Work request.
Could you print the full listing again, exactly as written?

+++

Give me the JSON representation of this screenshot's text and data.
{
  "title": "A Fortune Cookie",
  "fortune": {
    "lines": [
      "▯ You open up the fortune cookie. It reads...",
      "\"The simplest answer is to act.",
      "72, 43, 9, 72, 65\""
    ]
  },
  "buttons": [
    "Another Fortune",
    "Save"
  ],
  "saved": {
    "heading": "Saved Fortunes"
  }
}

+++

Task response.
Give me the JSON representation of this screenshot's text and data.
{
  "title": "A Fortune Cookie",
  "fortune": {
    "lines": [
      "▯ You open up the fortune cookie. It reads...",
      "\"The simplest answer is to act.",
      "72, 43, 9, 72, 65\""
    ]
  },
  "buttons": [
    "Another Fortune",
    "Save"
  ],
  "saved": {
    "heading": "Saved Fortunes"
  }
}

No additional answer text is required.